This brought Etienne to the crease, and in spite of all the danger, he and Harry were able to push the score towards the illusive hundred mark. After smashing a couple of meaty sixes that went long, long, long, the impressive South African departed bringing Racchitt to the wicket. He who said to himself that these bowlers ‘don’t bother me’ as he milked runs all around the ground. However, this was to be the end of the counter attack as he fell, followed quickly by Cook, hooking his second ball straight to deep square leg, as he trudged off thinking ‘I should have known better.’ Some final over scampering between the wickets, with shouts of ‘run for your life,’ ‘get back’ and ‘wait’ being heard all around the ground, left the innings at a below par 127 for 9 from 25 overs. After a Lombardi-esque speech from Brown at the halfway stage, ‘all together now’ being the take home message, the Darjeeling outfit knew that only an imperious bowling performance would leave them with anything to show from this match.
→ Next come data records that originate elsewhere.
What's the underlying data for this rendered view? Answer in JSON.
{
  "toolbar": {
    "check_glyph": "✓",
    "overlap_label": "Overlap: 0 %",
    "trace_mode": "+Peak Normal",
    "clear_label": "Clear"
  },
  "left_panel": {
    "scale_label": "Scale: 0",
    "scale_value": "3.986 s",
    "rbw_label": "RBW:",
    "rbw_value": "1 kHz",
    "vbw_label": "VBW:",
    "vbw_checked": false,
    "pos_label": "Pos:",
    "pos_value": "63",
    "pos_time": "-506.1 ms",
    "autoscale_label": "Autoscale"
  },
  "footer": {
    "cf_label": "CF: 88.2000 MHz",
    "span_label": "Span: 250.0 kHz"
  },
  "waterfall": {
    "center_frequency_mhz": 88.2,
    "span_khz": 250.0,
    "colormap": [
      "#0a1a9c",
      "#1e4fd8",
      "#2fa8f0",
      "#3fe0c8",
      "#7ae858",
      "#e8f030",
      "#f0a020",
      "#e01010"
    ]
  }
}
The ball was thrown straight to all-rounder and ADCC old boy, Etienne, for the opening over. The South African started with a tight first couple of overs, followed by a slightly looser set of twelve from new boy, Peacock, before the experienced Harvey was brought into the attack. However, although there were ferocious deliveries that kept the ADCC batsmen on their toes, they were able to accumulate runs at a canter and had quickly amassed 65 for the loss of only one wicket, massively helped by some shoddy fielding and some ‘come and get it’ bowling. Krish, Cookie and Racchitt all came into the attack, bowling some expert deliveries, Cookie especially landing a few balls on a matchbox, but the off-colour DCC side had very little to offer a far superior ADCC team.

Ash charged in to chance his arm and at least grab a couple of consolation wickets but not even his right arm mediums could help in this cause. The boundaries were coming here, there and everywhere and it wasn’t long before we were finally put out of our misery, the Darjeeling side glad all over.

Onwards to the next fixtures, a much improved all round performance needed to get back to winning ways. I’m sure it won’t be long!